**WHAT THE TASK ASKS**: Take each line of the records below that contains the string "duration" and copy it.

Stored items from a collection

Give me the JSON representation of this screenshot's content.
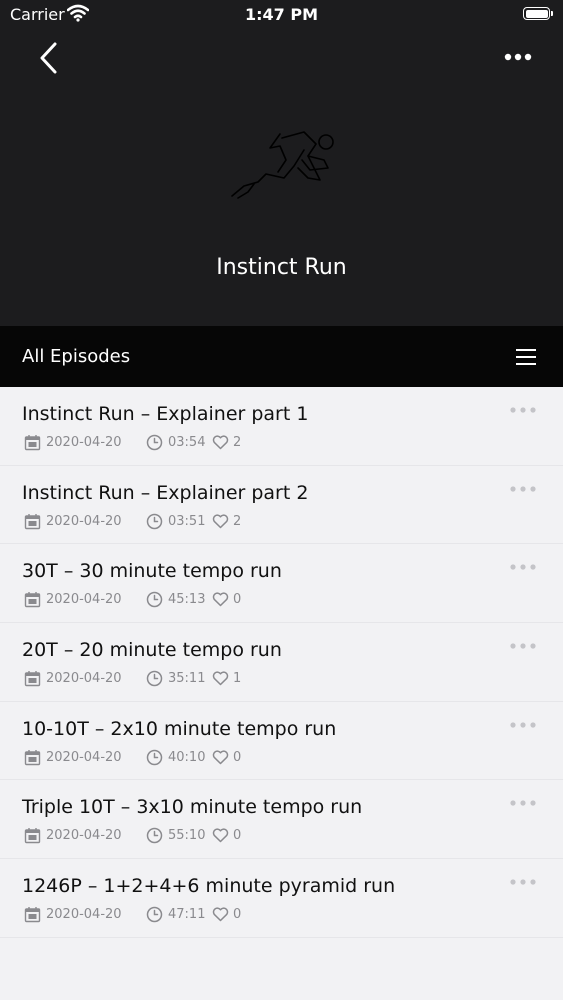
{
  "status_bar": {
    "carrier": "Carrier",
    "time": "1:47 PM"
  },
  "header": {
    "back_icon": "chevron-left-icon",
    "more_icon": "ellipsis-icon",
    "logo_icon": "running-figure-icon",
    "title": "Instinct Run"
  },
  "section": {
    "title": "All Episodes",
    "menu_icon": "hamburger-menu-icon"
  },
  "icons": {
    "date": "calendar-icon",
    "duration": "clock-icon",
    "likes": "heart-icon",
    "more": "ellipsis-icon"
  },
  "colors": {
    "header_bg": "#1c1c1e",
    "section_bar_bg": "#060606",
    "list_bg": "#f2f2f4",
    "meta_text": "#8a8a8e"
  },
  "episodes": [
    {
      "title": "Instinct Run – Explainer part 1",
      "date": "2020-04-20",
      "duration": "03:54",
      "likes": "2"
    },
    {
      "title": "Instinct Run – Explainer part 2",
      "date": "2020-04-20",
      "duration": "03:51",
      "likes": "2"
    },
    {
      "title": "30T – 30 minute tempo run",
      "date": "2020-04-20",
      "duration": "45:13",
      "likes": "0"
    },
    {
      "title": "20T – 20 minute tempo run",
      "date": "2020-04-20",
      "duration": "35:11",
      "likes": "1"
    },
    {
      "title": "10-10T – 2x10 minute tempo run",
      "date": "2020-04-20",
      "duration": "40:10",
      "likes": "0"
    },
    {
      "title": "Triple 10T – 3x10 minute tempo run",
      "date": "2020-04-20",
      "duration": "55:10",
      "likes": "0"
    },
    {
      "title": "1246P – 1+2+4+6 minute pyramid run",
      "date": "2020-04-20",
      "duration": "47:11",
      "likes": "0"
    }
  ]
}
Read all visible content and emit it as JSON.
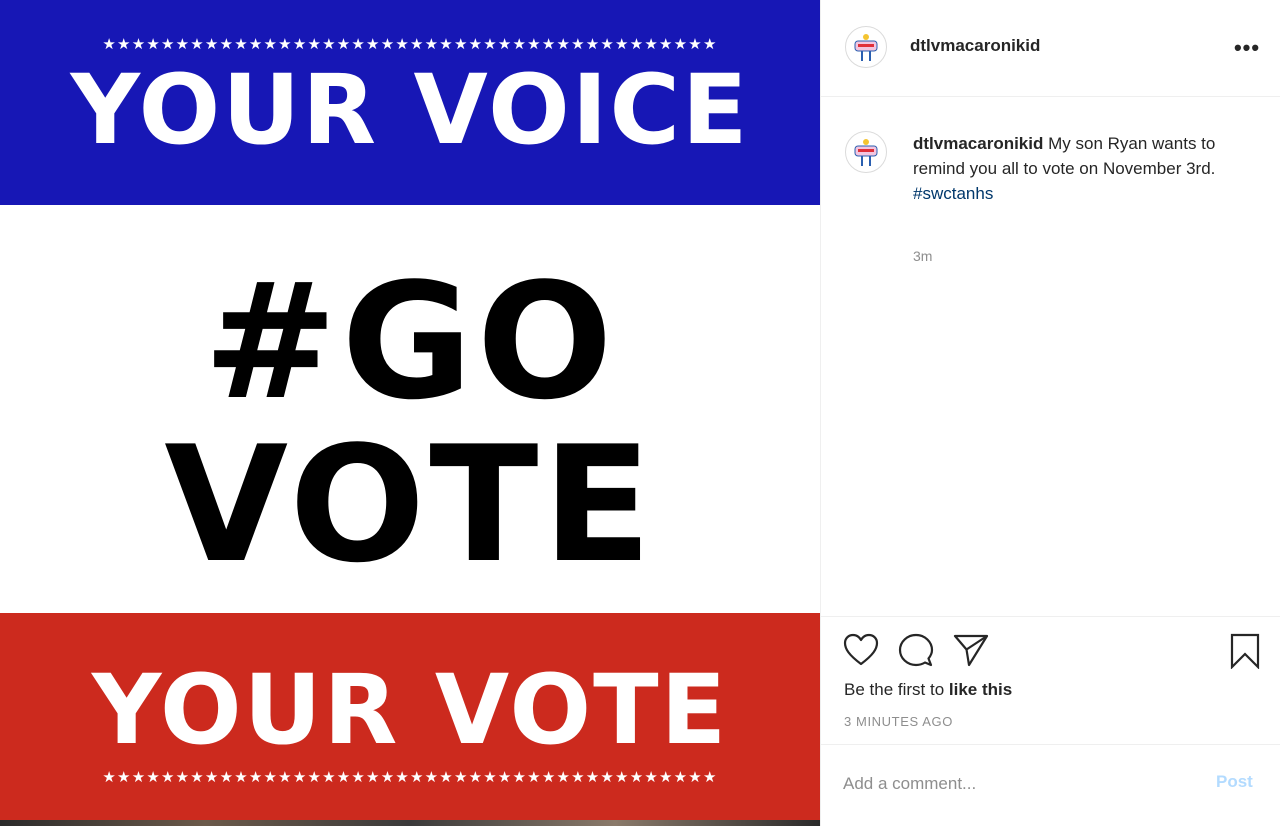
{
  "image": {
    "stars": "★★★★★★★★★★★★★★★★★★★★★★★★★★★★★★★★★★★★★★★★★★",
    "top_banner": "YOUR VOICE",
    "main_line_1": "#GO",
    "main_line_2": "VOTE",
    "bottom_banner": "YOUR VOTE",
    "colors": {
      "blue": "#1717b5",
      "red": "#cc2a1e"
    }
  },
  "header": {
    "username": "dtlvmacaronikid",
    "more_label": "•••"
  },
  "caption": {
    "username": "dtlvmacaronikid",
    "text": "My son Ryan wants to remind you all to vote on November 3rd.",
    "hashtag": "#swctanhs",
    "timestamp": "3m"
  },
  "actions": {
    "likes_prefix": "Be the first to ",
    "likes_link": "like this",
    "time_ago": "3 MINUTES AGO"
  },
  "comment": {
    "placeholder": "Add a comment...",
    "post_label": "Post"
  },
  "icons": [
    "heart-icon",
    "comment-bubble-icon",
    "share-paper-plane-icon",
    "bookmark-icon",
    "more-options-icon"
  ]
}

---

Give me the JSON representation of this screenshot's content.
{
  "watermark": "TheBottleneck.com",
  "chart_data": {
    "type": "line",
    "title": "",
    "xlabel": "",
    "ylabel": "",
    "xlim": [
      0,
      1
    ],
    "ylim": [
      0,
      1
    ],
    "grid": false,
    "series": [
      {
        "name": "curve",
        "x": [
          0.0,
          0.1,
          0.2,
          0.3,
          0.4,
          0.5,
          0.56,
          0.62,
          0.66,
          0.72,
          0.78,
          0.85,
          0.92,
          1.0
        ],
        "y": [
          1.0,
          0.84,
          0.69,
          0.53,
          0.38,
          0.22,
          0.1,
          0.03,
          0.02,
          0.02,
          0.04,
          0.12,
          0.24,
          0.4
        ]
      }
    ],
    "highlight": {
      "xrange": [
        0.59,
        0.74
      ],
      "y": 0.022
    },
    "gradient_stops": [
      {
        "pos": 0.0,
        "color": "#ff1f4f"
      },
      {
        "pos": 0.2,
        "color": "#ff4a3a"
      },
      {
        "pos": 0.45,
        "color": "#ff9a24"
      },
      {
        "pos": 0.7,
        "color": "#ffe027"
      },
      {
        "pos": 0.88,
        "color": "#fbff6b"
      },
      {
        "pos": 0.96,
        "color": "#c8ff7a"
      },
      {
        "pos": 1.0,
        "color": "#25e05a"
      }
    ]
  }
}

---

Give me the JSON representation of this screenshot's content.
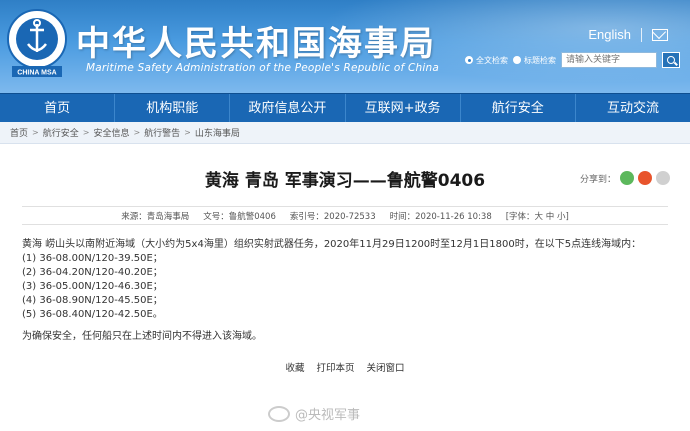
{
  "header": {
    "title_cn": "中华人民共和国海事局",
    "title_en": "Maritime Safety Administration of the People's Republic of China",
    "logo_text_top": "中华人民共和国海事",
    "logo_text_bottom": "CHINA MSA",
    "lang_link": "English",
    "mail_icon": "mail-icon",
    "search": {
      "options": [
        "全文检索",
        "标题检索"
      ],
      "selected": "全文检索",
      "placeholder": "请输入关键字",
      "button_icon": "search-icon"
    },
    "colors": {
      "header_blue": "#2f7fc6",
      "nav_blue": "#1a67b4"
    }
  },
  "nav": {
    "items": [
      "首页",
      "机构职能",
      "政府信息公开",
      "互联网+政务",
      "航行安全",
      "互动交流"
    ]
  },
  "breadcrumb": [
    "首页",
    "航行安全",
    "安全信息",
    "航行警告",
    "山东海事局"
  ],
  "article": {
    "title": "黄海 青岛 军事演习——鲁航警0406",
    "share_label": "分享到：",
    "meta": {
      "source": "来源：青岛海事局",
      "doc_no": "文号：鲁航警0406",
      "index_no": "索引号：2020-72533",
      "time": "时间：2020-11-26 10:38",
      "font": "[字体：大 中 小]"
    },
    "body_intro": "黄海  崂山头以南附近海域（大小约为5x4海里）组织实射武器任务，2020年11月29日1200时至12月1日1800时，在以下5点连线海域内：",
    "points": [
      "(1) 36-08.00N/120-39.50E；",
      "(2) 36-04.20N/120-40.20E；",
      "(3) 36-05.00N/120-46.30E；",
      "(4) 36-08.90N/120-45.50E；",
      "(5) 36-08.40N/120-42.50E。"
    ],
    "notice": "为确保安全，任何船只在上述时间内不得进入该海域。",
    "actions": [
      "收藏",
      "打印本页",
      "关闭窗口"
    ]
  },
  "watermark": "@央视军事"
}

**SOLUTION BELOW**:
    "duration": "clock-icon",
      "duration": "03:54",
      "duration": "03:51",
      "duration": "45:13",
      "duration": "35:11",
      "duration": "40:10",
      "duration": "55:10",
      "duration": "47:11",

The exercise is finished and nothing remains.